Cover Image: Science Fictions

Science Fictions

Pub Date:   |   Archive Date:

Member Reviews

Science has become the new norm: from makeup through nutrition to sports, an increasing number of companies seem to rely on science to present their products and services. The intent and the practice are great. However, taking scientific findings at face value can lead to wrong conclusions and, if used in products and services, may not meet customer expectations.

The book, Science Fictions, is an in-depth investigation of the main reasons why scientific findings end up presenting information that, put simply, are misleading. Some of the reasons include failing to check the final paper for numerical accuracies, the endorsement of publishing papers that show something ‘groundbreaking’ (as opposed to confirming the non-existence of something), and self-serving biases. The bulk of the book addresses these reasons thoroughly, citing evidence for where science turned into science fiction.  

An important chapter of the book is dedicated to teaching us how to be able to judge whether a scientific paper’s findings are indeed reliable, valid and therefore, can be used in various claims. The 10 key suggestions may seem daunting, but with practice, one can easily scan a scientific paper to judge its credibility. 

Most of these credibility-checking exercises do not require any knowledge of science, whereas some of them may require a little familiarity with experimental design and very basic statistics.

The basics

Is the author from a reputable university, company or lab?

Does the journal look professional (e.g. judging by its website)?


Are the data and other materials available online?


Is the study well-designed? 


Is it big enough for the purposes of the experiment?


How big is the effect - check for significance (p-values) 


Are the inferences appropriate? Do they not confuse correlation with causation? 

Do they overgeneralise? The study was conducted on a small sample size and yet the conclusions are presented as telling us something about people in general?


Could there be any bias, eg.g political or social implications that may have caused the results seem less partial?

Was the study funded by a company that appears in the experiment?

Common sense

Is it really plausible? Do you sense that something is off with this experiment? 

Did the study answer the question it set out to answer?


You are probably really familiar with this (as one of the current debates in a few disciplines is around the lack of replicability): simply put, try not to rely on individual studies - the more studies running similar experiments, finding similar results, the more reliable the paper is

Other scientists’ opinion

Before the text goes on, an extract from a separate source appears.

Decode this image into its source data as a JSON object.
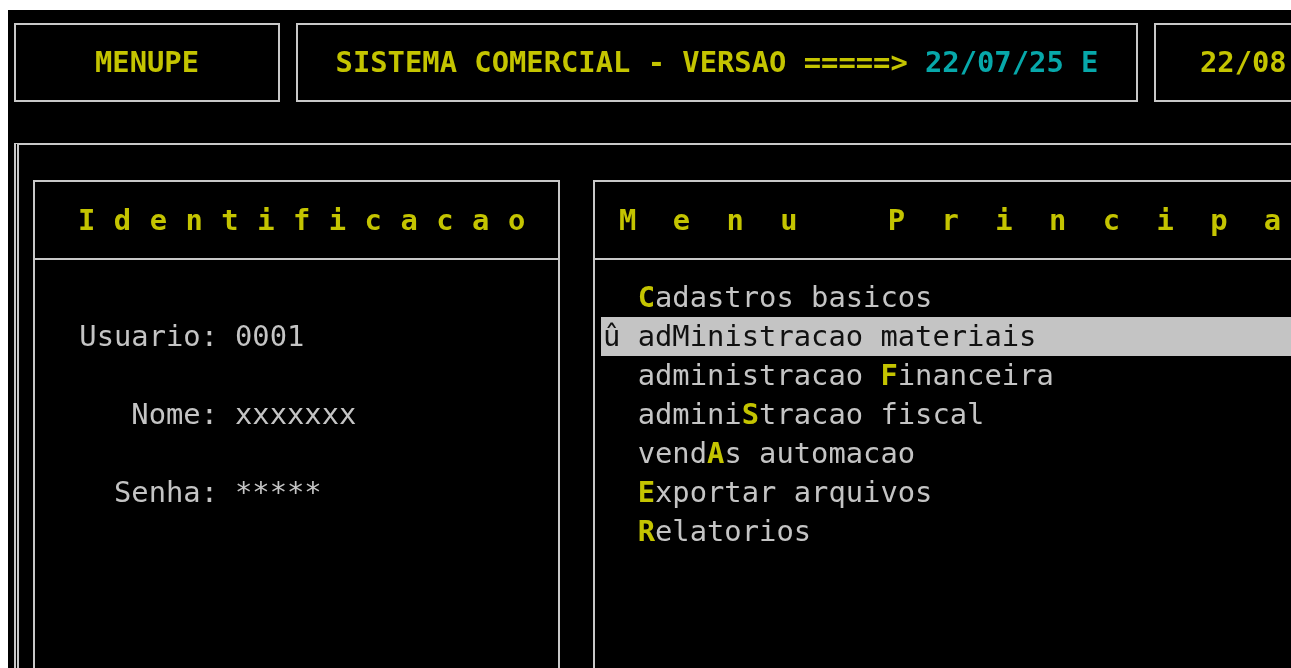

Don’t just rely on peer-reviews: Check out Twitter, and other sources where you can find reviews in a different, and hopefully unbiased way
Was this review helpful?
Science Fictions is a highly approachable analysis of the current model of scientific review in academia. Fans of Ben Goldacre will appreciate this new addition to the literature.
Was this review helpful?